● **EXERCISE PROMPT**
Word for word, copy each record that comes after this.

====

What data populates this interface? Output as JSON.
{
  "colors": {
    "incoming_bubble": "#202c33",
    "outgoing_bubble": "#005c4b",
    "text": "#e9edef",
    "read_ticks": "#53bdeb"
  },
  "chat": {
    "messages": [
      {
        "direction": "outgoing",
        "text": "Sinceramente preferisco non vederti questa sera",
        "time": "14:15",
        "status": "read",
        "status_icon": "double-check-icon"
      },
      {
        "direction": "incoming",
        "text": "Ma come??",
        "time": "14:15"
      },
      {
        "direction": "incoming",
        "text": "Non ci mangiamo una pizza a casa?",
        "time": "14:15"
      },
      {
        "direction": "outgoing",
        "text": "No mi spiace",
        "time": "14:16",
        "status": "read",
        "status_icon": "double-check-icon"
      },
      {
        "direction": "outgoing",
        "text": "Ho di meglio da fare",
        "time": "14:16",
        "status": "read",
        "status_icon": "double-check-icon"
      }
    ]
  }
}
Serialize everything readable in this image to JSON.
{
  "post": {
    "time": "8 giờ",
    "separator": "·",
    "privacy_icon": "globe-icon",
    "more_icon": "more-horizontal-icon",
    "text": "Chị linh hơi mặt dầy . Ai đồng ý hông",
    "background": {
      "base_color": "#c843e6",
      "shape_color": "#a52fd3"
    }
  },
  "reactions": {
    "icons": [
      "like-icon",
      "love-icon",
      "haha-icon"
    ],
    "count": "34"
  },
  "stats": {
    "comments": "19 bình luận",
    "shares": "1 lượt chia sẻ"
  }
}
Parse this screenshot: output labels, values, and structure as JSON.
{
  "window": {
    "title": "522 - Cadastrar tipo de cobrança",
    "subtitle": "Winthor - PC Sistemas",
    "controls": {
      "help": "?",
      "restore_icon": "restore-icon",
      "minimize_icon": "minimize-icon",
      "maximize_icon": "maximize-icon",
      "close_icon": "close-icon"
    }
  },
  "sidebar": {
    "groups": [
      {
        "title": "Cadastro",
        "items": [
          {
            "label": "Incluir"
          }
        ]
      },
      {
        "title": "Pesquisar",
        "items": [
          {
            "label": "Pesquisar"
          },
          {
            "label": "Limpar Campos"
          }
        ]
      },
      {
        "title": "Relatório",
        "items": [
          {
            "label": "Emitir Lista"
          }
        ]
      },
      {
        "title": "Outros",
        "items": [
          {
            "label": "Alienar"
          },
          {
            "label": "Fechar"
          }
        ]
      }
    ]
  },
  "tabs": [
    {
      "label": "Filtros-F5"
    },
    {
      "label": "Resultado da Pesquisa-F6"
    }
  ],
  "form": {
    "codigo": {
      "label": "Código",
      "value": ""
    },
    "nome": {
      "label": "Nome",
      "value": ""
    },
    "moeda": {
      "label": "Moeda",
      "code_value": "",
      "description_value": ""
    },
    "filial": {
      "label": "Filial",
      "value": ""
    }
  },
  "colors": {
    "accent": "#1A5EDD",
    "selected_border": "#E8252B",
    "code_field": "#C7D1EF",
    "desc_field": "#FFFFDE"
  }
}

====

● **EXERCISE ANSWER**
What data populates this interface? Output as JSON.
{
  "colors": {
    "incoming_bubble": "#202c33",
    "outgoing_bubble": "#005c4b",
    "text": "#e9edef",
    "read_ticks": "#53bdeb"
  },
  "chat": {
    "messages": [
      {
        "direction": "outgoing",
        "text": "Sinceramente preferisco non vederti questa sera",
        "time": "14:15",
        "status": "read",
        "status_icon": "double-check-icon"
      },
      {
        "direction": "incoming",
        "text": "Ma come??",
        "time": "14:15"
      },
      {
        "direction": "incoming",
        "text": "Non ci mangiamo una pizza a casa?",
        "time": "14:15"
      },
      {
        "direction": "outgoing",
        "text": "No mi spiace",
        "time": "14:16",
        "status": "read",
        "status_icon": "double-check-icon"
      },
      {
        "direction": "outgoing",
        "text": "Ho di meglio da fare",
        "time": "14:16",
        "status": "read",
        "status_icon": "double-check-icon"
      }
    ]
  }
}
Serialize everything readable in this image to JSON.
{
  "post": {
    "time": "8 giờ",
    "separator": "·",
    "privacy_icon": "globe-icon",
    "more_icon": "more-horizontal-icon",
    "text": "Chị linh hơi mặt dầy . Ai đồng ý hông",
    "background": {
      "base_color": "#c843e6",
      "shape_color": "#a52fd3"
    }
  },
  "reactions": {
    "icons": [
      "like-icon",
      "love-icon",
      "haha-icon"
    ],
    "count": "34"
  },
  "stats": {
    "comments": "19 bình luận",
    "shares": "1 lượt chia sẻ"
  }
}
Parse this screenshot: output labels, values, and structure as JSON.
{
  "window": {
    "title": "522 - Cadastrar tipo de cobrança",
    "subtitle": "Winthor - PC Sistemas",
    "controls": {
      "help": "?",
      "restore_icon": "restore-icon",
      "minimize_icon": "minimize-icon",
      "maximize_icon": "maximize-icon",
      "close_icon": "close-icon"
    }
  },
  "sidebar": {
    "groups": [
      {
        "title": "Cadastro",
        "items": [
          {
            "label": "Incluir"
          }
        ]
      },
      {
        "title": "Pesquisar",
        "items": [
          {
            "label": "Pesquisar"
          },
          {
            "label": "Limpar Campos"
          }
        ]
      },
      {
        "title": "Relatório",
        "items": [
          {
            "label": "Emitir Lista"
          }
        ]
      },
      {
        "title": "Outros",
        "items": [
          {
            "label": "Alienar"
          },
          {
            "label": "Fechar"
          }
        ]
      }
    ]
  },
  "tabs": [
    {
      "label": "Filtros-F5"
    },
    {
      "label": "Resultado da Pesquisa-F6"
    }
  ],
  "form": {
    "codigo": {
      "label": "Código",
      "value": ""
    },
    "nome": {
      "label": "Nome",
      "value": ""
    },
    "moeda": {
      "label": "Moeda",
      "code_value": "",
      "description_value": ""
    },
    "filial": {
      "label": "Filial",
      "value": ""
    }
  },
  "colors": {
    "accent": "#1A5EDD",
    "selected_border": "#E8252B",
    "code_field": "#C7D1EF",
    "desc_field": "#FFFFDE"
  }
}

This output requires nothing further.